The Week Ahead – January 23, 2017

The Court is not scheduled to hear any arguments this week and is in recess until February 17. Nonetheless, this morning it issued orders from last week’s Conference. (Grants were announced last week, and we discussed them here.) The most notable news from this morning’s Orders List is that the Court declined Texas’s request to hear the Texas voter-ID case, Abbott v. Veasey, in which the lower courts found that the voter-ID law violated the Voting Rights Act. The case will now proceed to trial, and as Amy Howe at SCOTUSblog explains, Chief Justice Roberts issued a statement respecting the denial of certiorari — an unusual move — in which he emphasized that the case could come back to the Court post-trial to present the same or similar legal questions. Specifically, he explained that the petitioners were asking the Court to review the lower courts’ findings that Texas had “enacted [the law] with a discriminatory purpose and whether the law results in a denial or abridgment of the right to vote under §2 [of the Voting Rights Act.. Although there is no barrier to our review, the discriminatory purpose claim is in an interlocutory posture, having been remanded for further consideration. As for the §2 claim, the District Court has yet to enter a final remedial order. Petitioners may raise either or both issues again after entry of final judgment. The issues will be better suited for certiorari review at that time.” More information about the case is available at the SCOTUSblog post and the Campaign Legal Center website.

Despite the Court recess, Court-related news and commentary is likely to continue to be relatively heavy, as anticipation builds over Trump’s possible SCOTUS nominee. CNN reports that Trump said in a press conference January 11 that he would likely name his nominee within two weeks of taking the presidential office, so the announcement could be coming soon.

CBS reporter Jan Crawford revealed on Face the Nation on Christmas day that Trump had narrowed his list of possible nominees to five, whom she called “conservative legal rock stars:” Bill Pryor an Atlanta Federal Appeals Court judge; Thomas Hardiman, a judge on the Philadelphia based Appeals Court; Steve Colloton, an Iowa-based judge on the eighth circuit of the U.S. Court of Appeals; Diane Sykes, a judge on the Seventh Circuit. And Joan Larsen, from the Michigan Supreme Court. The Senate confirmation hearings will be a “battle over ideology,” not qualifications, because all of those on the shortlist are highly qualified, she said.

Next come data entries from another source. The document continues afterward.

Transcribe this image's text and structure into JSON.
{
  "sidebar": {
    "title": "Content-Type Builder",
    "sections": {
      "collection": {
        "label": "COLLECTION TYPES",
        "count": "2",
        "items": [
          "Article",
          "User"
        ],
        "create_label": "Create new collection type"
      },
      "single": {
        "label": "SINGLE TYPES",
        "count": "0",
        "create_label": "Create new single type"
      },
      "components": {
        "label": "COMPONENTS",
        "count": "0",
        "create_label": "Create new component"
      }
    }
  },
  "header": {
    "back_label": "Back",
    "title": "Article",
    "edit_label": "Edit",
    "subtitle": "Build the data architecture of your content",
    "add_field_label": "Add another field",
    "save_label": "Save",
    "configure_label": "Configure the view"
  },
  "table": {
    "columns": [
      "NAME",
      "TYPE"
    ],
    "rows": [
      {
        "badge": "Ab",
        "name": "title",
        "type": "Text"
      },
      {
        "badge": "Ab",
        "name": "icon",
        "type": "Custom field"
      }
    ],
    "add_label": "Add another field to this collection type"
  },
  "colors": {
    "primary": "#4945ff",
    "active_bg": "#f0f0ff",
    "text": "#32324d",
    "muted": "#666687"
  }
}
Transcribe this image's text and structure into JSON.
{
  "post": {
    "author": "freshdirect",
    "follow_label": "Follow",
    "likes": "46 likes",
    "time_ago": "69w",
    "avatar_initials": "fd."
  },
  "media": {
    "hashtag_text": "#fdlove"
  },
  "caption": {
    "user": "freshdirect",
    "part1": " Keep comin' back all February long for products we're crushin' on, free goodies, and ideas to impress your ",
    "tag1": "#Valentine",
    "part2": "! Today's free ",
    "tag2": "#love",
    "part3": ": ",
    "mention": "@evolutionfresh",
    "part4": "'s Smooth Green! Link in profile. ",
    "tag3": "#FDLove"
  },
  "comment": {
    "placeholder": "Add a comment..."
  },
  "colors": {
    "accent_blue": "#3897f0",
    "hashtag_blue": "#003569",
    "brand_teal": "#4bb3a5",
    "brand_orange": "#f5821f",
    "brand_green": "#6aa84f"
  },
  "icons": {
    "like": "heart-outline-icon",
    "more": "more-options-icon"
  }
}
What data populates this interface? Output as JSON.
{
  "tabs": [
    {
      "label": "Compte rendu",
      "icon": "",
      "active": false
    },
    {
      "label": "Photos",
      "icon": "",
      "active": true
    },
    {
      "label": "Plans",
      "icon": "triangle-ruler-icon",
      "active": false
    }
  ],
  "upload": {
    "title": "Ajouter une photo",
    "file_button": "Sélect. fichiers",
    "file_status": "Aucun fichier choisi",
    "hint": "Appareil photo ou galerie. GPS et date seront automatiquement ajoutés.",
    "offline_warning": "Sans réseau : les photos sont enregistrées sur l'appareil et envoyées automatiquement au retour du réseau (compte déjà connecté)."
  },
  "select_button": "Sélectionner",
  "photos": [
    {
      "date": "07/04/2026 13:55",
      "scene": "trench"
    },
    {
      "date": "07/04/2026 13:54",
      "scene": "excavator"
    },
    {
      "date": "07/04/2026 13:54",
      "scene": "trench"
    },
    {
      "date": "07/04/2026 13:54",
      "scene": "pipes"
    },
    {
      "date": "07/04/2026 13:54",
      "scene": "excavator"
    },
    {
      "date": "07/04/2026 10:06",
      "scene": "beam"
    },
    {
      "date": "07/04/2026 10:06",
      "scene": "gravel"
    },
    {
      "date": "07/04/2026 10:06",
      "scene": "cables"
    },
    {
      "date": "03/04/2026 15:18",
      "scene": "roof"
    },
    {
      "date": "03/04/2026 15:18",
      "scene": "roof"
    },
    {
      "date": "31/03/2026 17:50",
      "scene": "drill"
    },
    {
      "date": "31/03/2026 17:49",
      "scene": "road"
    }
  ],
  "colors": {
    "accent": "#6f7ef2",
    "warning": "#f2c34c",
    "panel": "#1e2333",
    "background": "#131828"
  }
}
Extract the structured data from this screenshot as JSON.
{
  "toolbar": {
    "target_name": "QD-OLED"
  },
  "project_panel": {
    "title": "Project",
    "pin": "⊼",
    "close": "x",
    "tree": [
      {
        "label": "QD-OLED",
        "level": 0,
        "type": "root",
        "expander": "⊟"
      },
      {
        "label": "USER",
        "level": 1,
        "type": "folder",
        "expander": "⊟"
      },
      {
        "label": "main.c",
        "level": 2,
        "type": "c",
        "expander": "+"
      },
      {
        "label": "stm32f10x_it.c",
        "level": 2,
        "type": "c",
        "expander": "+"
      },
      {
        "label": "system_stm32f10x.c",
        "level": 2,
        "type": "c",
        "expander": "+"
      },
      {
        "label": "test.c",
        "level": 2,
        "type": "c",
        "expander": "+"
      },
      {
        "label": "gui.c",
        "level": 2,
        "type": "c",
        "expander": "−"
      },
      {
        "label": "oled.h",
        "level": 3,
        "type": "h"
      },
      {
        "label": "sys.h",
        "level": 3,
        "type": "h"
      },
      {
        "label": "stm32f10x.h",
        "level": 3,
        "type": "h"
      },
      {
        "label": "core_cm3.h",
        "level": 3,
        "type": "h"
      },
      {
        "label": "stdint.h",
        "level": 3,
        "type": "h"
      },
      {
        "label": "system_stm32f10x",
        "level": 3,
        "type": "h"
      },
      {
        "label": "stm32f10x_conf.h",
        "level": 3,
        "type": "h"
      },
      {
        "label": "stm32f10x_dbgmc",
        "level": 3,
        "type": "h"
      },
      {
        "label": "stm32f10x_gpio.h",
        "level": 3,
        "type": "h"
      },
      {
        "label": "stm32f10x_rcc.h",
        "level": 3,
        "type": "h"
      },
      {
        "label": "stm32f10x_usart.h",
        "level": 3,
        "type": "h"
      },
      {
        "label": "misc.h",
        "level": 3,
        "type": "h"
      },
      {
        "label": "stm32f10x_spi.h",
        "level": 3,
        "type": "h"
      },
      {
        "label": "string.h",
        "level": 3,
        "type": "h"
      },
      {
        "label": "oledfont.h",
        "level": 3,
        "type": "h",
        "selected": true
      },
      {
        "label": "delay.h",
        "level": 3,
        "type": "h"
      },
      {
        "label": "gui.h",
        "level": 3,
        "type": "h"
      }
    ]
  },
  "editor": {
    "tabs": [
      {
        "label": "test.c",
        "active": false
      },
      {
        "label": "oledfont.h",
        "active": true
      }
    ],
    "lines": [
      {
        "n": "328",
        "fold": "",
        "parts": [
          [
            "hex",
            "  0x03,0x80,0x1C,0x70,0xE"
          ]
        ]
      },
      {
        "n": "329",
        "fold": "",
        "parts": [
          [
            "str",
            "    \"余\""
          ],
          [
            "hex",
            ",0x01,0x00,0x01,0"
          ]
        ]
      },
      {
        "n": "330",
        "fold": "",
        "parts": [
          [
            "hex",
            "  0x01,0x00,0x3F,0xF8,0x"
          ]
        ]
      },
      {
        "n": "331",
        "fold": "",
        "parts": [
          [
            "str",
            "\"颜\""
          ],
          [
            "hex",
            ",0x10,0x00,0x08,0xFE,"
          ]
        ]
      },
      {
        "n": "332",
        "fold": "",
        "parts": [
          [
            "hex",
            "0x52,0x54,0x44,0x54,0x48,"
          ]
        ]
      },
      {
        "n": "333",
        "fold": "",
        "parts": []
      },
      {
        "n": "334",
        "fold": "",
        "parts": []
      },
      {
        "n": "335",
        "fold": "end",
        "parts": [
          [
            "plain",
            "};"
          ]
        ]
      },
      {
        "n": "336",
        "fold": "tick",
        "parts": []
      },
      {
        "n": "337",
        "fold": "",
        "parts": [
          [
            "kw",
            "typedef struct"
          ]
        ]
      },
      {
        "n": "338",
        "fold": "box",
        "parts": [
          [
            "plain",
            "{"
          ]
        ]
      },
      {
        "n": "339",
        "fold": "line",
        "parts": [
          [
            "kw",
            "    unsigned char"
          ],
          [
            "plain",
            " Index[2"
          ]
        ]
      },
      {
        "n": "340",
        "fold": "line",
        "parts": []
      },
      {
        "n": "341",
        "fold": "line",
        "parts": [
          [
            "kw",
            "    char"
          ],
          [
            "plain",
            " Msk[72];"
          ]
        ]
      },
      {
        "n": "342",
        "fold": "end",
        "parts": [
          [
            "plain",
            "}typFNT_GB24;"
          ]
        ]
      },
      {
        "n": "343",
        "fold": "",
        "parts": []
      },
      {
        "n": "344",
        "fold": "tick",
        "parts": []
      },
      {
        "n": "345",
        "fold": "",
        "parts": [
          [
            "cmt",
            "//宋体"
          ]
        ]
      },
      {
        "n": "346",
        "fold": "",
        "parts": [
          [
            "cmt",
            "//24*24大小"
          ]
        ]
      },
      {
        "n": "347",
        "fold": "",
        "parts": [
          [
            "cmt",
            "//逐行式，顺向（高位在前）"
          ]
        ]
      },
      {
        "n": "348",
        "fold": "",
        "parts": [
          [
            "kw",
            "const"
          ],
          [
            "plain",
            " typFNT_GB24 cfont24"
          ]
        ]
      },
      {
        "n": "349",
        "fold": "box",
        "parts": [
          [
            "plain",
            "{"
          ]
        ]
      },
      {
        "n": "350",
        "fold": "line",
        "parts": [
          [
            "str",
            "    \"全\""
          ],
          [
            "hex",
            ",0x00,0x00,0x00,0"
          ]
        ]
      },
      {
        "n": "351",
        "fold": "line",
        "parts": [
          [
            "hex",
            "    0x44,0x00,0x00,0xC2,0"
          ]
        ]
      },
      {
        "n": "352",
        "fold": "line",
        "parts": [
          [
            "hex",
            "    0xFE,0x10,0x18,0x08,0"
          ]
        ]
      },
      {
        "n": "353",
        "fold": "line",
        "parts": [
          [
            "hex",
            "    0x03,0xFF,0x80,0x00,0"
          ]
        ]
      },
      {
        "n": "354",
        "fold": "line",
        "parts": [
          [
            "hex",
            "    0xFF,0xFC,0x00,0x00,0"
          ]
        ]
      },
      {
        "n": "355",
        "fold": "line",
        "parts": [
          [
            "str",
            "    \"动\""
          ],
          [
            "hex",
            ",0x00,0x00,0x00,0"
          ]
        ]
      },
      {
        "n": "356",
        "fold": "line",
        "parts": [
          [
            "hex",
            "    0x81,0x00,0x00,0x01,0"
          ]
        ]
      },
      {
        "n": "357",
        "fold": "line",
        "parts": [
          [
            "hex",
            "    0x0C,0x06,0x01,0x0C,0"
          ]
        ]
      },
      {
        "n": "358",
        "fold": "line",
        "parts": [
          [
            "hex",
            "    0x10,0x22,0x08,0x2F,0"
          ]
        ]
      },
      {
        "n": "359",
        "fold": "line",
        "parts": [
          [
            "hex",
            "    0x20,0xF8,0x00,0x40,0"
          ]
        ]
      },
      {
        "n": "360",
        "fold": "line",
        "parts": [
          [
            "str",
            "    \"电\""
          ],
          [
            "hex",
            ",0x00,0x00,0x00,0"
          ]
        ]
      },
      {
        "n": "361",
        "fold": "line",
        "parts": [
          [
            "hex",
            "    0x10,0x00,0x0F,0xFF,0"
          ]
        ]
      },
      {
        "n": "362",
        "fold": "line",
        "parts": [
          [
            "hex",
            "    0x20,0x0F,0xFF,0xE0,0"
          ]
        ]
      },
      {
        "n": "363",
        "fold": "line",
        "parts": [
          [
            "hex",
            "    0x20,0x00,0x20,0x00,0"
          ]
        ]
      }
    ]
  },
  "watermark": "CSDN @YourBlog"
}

David Lat at Above the Law predicts Sykes will be the nominee. He argues Sykes and Pryor are the two real contenders because, among other reasons, “[t]hey are conservative in terms of methodology, emphasizing Justice Scalia’s themes of textualism, originalism, and judicial restraint. Not surprisingly, they are active in the Federalist Society, aka the legal profession’s vast right-wing conspiracy.” He goes on to say that Sykes has an advantage over Pryor in securing Trump’s nomination because she is an attractive woman, noting that she was nominated for “Superhottie” of the Federal Judiciary in 2004.

In a post-inauguration piece, ABC News profiles those purportedly under consideration (including Sykes and Pryor). In the meantime, Senate Minority Leader Chuck Schumer announced on CNN that the Democrats will “do our best to keep the seat open” if Trump appoints someone who is “out of the mainstream” and cannot attract “bipartisan support.” Majority Leader Mitch McConnell has threatened to invoke the nuclear option — to eliminate the filibuster for Supreme Court nominees — if the Democrats, who do not command a majority in the Senate attempt to filibuster Trump’s nomination. In any event, whomever Trump nominates will be supported by a large, well-funded network, according to the Washington Times. That newspaper reports that a conservative network of activists is launching a $10 million campaign to support the nominee.